The Reading Room

Something New for Shakespeare at the OLL

We don’t actually know for sure what day Shakespeare was born. We know that he was baptized on April 26, 1564, and since infants were generally baptized within three days of birth, he was probably not born any earlier than April 23rd. Since he died on April 23, 1616, and since it seems somehow appropriate that his birth and death dates “rhyme”, we generally mark his birthday on April 23rd.
In preparation for the big day (have you baked a cake yet?) we’ve been very busy behind the scenes at the Online Library of Liberty. You’ve probably explored our new book reading experience already. But now that it’s up and running, with Kindle-like features, easier navigation, and dark mode fully enabled, we’re adding a lot more fun stuff--and we’ve started with Shakespeare!
Our Shakespeare titles now have a range of supporting material attached to them. Every title has connected people, other connected titles from the OLL and beyond, critical responses, and a host of other neat little details.
Check out our supporting material for Twelfth Night, for example. Click that link, and you’ll get the play, of course. But you can also read about the high school romantic comedy, She’s All That, which takes its plot from the play. You’ll find a genuinely helpful (and funny) comic about Shakespearean cross-dressing, which is a key aspect of Twelfth Night, and you’ll be able to watch Mark Rylance and Stephen Fry perform a scene from the play at the New Globe.

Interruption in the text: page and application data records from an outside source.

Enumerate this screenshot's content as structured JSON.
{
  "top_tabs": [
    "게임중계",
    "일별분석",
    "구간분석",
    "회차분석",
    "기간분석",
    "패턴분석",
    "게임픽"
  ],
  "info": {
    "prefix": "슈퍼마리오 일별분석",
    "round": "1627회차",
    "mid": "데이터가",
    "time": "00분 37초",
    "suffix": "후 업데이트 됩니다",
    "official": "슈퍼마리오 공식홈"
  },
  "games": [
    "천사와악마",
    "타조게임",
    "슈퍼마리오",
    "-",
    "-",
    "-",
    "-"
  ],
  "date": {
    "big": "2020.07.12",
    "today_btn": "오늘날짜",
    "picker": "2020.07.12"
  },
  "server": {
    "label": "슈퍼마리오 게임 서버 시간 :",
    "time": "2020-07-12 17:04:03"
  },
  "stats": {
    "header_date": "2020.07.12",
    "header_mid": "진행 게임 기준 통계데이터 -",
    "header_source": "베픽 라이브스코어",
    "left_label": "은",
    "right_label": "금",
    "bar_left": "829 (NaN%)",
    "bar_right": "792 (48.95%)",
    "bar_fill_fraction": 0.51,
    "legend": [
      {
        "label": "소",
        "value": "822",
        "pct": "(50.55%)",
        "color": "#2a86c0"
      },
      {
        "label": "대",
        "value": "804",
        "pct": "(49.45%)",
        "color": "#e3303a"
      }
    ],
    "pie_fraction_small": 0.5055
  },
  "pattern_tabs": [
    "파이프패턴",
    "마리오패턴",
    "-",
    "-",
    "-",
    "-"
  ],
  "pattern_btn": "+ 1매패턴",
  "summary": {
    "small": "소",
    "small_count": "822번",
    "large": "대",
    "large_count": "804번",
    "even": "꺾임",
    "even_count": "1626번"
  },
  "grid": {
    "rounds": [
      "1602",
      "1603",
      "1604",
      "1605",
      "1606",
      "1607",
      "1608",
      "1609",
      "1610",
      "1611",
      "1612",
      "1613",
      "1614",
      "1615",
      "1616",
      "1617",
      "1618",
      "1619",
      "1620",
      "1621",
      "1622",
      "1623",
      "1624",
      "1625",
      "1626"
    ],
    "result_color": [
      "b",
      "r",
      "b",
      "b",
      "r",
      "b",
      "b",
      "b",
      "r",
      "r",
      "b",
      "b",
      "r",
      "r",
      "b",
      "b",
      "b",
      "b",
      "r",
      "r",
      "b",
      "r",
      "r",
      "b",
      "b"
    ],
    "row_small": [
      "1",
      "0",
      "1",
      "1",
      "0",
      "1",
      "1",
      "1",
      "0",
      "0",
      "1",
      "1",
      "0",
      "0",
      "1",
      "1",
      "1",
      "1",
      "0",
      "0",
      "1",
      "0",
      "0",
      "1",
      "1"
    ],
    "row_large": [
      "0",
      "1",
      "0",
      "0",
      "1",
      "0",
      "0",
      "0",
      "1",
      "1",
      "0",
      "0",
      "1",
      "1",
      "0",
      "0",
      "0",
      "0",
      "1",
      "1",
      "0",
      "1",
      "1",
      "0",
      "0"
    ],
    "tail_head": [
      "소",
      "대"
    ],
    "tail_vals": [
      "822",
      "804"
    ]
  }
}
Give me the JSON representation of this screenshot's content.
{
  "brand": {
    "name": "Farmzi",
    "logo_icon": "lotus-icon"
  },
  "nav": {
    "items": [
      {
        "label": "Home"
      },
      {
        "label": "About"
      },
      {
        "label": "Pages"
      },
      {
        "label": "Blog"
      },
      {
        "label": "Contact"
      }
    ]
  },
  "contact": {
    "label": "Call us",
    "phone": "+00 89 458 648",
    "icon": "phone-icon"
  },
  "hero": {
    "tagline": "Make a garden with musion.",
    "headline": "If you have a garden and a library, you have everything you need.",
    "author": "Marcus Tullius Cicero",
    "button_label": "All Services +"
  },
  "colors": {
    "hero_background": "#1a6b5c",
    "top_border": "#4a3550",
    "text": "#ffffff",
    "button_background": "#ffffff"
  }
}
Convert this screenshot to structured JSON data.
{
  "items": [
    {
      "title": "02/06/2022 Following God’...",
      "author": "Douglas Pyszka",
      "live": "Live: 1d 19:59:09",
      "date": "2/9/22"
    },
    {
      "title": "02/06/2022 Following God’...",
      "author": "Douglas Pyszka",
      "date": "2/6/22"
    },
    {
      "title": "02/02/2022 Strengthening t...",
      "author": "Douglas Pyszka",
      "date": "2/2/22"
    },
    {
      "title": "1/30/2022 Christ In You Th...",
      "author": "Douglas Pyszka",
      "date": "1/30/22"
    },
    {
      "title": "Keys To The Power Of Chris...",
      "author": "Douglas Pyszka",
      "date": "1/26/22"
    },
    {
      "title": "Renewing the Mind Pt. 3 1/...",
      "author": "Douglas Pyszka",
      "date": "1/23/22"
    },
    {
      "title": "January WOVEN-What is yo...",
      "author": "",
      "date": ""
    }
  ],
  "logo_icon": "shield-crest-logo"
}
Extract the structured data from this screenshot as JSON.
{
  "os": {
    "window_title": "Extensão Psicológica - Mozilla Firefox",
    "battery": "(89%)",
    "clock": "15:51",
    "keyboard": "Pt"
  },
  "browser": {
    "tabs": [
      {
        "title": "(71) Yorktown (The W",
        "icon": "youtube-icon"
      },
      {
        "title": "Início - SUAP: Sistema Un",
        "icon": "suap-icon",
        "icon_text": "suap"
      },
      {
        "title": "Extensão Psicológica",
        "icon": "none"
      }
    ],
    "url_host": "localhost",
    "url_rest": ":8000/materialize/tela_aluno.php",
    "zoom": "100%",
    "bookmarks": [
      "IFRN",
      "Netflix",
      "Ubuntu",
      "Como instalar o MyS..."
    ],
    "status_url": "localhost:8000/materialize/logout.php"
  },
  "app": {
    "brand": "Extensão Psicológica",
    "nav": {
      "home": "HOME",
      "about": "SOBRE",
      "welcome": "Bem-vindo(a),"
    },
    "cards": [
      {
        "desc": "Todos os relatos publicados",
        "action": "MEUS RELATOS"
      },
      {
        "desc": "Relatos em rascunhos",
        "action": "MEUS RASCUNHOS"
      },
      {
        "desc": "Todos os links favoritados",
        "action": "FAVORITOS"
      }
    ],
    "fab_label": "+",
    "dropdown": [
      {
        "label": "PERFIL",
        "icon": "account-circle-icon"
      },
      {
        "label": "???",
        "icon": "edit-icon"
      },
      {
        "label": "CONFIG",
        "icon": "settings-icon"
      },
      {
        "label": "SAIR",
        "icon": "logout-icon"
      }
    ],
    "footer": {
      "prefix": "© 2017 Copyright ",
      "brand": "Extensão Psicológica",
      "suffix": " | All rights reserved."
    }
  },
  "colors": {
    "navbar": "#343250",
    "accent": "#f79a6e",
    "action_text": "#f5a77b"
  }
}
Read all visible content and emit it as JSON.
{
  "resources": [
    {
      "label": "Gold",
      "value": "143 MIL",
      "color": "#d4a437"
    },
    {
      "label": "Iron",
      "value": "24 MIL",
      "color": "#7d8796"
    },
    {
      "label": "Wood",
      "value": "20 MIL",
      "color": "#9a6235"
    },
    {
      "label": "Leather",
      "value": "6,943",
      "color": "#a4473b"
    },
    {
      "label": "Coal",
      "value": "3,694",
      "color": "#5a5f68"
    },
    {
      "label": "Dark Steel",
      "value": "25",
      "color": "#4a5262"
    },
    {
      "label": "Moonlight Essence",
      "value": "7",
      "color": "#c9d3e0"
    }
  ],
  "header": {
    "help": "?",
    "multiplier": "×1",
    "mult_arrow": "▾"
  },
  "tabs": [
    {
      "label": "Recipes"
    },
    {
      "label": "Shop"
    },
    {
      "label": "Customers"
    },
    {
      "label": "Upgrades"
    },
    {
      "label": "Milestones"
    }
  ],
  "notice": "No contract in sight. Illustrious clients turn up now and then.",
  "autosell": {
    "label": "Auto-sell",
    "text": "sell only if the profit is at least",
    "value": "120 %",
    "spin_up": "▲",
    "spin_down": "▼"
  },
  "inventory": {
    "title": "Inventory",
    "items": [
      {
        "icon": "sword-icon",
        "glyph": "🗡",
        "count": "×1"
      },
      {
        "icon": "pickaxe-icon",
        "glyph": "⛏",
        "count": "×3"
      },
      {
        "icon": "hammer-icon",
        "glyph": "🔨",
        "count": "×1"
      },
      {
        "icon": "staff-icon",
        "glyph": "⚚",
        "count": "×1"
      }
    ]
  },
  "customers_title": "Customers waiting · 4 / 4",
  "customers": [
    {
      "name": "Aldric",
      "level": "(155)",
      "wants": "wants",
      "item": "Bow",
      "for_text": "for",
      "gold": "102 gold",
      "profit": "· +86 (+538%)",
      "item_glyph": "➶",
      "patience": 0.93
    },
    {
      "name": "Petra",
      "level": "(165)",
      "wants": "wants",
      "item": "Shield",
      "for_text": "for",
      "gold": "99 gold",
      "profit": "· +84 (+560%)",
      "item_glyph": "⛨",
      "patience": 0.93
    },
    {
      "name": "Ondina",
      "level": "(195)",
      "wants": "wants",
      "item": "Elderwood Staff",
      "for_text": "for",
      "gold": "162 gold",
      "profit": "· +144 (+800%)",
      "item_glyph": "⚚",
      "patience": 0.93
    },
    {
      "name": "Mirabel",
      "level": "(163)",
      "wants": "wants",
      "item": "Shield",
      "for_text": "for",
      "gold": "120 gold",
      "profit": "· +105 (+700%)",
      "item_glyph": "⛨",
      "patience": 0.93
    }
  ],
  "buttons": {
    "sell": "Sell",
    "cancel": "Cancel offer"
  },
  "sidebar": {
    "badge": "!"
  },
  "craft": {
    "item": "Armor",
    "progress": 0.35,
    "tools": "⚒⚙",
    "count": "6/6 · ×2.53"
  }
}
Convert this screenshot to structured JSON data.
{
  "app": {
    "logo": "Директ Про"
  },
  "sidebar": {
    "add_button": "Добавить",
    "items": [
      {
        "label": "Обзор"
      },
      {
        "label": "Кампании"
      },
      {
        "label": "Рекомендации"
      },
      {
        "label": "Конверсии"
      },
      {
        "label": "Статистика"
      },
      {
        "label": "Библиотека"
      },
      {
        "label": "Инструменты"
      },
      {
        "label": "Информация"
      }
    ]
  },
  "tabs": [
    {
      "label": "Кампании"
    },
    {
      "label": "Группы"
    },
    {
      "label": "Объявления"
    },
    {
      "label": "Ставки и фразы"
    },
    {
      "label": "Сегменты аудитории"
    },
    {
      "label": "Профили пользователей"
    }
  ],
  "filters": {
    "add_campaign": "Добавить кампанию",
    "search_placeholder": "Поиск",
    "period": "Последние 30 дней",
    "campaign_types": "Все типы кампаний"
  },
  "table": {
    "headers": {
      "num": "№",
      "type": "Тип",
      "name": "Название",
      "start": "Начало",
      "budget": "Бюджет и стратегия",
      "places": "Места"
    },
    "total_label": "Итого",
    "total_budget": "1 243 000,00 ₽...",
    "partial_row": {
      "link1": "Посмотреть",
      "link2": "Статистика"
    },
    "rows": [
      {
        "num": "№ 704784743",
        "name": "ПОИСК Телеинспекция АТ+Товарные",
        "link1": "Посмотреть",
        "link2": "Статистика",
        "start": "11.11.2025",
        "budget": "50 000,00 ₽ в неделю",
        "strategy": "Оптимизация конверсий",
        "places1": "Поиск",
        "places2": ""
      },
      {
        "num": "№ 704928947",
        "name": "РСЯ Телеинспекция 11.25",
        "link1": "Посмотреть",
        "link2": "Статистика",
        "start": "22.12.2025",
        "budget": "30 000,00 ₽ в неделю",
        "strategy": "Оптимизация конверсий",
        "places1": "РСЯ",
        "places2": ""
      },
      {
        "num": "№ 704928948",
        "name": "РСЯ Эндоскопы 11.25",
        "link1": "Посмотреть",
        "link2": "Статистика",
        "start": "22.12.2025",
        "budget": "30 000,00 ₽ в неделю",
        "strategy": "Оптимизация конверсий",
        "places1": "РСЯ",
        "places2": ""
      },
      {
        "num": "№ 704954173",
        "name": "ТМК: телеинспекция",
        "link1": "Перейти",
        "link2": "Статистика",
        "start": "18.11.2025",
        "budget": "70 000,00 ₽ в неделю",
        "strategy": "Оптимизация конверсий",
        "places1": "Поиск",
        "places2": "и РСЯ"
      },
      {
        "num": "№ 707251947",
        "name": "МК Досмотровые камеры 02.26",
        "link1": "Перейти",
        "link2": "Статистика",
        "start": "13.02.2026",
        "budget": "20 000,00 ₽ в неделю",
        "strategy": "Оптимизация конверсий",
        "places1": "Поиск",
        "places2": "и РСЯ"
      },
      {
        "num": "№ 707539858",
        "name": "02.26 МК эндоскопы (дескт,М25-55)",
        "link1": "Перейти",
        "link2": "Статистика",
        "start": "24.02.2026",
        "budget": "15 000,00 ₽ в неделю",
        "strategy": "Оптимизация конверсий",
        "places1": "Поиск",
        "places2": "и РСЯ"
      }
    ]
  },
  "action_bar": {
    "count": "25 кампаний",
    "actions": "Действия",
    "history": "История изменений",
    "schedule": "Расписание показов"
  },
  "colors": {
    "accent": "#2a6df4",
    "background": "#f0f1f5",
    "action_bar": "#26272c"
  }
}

In the mood for something more solemn? Our supporting material for King Lear will help you explore why Erasmus’s In Praise of Folly is important to the play, find the parts of Holinshed’s chronicle history of England that help provide the source material for the play. You’ll also find links to Kurosawa’s Ran and Jane Smiley’s A Thousand Acres, both inspired by King Lear.
We urge you to explore Shakespeare’s titles in celebration of his birthday or any other day.